● **Task to carry out**
Only the number is wanted: how many lines of the data contain "title"?

*** Opening Records for processing ***

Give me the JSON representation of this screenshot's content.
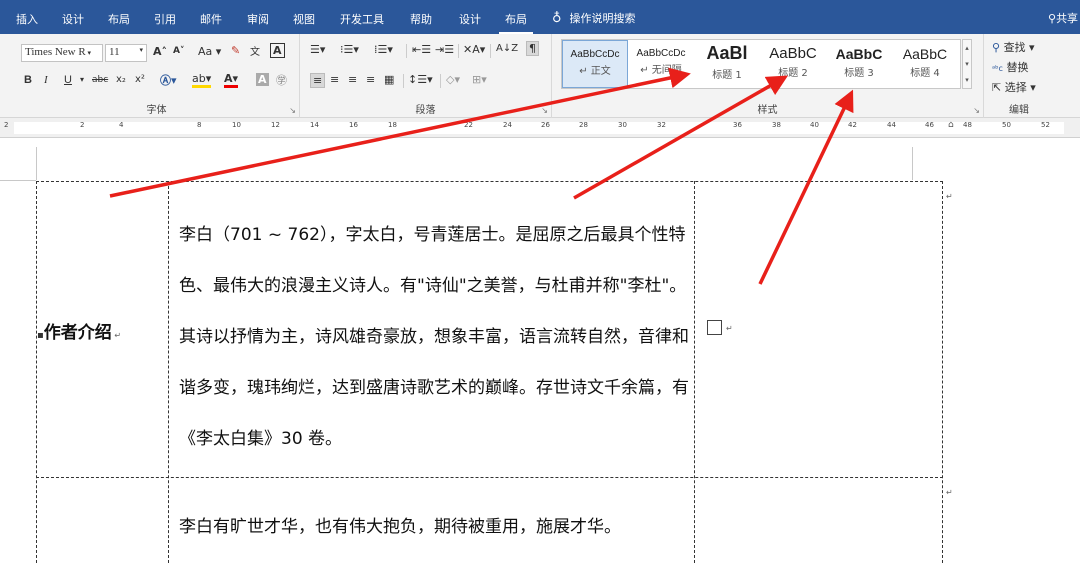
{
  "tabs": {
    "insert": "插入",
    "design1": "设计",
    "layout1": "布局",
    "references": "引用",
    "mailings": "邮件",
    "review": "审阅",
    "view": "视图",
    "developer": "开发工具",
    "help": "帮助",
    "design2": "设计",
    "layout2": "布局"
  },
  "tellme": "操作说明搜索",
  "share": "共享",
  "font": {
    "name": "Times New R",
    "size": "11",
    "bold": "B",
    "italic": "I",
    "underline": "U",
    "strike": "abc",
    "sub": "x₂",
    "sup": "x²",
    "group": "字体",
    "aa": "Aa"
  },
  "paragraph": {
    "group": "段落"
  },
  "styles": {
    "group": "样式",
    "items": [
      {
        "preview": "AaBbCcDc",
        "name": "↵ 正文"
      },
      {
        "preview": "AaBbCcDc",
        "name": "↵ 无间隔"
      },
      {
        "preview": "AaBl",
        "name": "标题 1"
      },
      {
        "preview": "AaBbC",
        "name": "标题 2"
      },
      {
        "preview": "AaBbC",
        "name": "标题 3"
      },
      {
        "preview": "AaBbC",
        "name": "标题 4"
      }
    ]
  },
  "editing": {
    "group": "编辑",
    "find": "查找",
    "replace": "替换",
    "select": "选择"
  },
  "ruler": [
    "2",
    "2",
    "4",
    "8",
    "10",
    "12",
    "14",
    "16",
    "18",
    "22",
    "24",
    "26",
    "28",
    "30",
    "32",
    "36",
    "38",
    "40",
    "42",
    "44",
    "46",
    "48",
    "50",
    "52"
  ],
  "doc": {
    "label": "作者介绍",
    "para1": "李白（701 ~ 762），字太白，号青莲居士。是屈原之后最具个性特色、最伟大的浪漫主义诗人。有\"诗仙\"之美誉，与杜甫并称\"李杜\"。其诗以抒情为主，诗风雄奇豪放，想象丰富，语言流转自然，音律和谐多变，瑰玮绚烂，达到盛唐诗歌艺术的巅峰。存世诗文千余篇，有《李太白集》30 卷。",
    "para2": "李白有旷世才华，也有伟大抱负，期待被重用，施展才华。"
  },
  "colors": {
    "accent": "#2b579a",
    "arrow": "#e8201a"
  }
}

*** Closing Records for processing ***
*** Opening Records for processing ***

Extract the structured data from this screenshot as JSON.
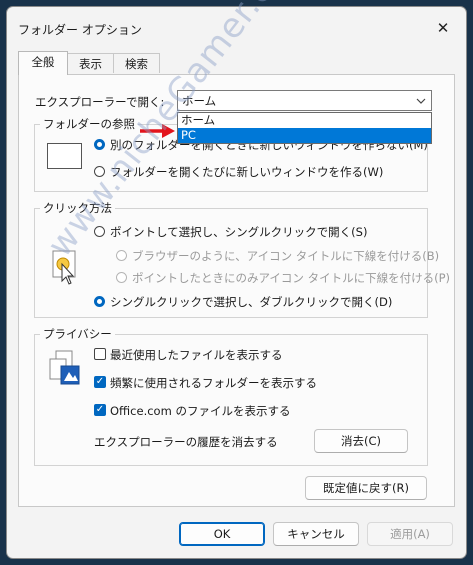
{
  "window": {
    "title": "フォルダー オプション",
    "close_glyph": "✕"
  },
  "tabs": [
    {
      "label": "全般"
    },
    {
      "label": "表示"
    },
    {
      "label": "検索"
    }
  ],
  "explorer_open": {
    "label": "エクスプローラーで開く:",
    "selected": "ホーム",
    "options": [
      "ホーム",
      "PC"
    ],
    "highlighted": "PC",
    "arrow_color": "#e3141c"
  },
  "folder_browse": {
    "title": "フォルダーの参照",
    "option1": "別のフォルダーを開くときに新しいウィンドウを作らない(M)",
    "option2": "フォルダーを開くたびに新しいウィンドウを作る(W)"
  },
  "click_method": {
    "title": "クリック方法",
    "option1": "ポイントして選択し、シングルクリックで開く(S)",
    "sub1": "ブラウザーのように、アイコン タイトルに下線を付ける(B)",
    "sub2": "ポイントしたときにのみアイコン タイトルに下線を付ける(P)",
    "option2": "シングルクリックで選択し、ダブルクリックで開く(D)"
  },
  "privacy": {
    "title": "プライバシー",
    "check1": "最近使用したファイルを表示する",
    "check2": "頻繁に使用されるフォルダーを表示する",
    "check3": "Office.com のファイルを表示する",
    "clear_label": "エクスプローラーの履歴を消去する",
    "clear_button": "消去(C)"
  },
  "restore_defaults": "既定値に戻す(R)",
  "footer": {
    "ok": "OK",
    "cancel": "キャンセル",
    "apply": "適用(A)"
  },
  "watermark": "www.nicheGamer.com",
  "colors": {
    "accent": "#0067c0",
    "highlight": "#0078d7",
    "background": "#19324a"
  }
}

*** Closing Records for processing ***
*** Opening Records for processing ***

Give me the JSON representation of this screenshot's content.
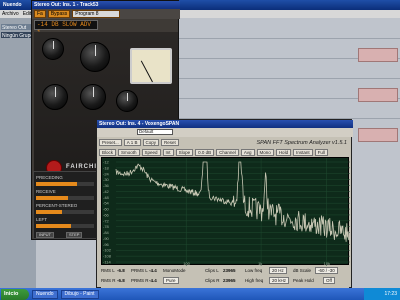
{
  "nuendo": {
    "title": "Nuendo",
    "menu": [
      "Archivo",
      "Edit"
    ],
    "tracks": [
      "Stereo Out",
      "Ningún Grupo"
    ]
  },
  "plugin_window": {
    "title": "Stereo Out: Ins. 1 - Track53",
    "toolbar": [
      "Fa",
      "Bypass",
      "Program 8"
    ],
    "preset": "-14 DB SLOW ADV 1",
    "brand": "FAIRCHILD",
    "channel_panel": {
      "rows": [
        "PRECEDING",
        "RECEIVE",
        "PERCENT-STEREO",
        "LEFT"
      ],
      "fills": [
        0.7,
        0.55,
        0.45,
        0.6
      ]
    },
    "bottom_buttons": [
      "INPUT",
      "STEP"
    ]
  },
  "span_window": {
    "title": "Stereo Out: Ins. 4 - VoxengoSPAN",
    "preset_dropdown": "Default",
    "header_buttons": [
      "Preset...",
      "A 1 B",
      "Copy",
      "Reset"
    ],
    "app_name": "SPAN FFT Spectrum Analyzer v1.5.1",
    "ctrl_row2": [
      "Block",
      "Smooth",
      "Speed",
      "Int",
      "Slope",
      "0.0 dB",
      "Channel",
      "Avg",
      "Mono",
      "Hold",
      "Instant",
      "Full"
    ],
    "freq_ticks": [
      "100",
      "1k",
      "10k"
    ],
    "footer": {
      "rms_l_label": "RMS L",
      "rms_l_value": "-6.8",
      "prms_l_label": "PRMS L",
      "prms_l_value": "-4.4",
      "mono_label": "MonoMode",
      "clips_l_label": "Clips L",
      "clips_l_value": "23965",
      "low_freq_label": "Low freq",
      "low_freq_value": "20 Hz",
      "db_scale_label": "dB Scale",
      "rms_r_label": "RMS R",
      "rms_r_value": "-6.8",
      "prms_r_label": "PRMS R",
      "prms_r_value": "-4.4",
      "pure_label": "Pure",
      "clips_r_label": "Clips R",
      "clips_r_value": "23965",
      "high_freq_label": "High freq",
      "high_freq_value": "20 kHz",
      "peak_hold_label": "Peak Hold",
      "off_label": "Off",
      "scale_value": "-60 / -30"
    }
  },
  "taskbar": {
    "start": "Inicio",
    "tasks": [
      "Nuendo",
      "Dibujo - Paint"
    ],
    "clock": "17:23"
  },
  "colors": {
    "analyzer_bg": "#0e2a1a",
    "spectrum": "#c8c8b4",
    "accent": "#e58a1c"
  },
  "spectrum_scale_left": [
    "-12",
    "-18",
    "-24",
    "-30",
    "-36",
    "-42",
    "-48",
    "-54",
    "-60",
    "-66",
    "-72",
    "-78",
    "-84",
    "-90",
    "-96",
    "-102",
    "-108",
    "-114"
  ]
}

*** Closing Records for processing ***

● **Task response**
7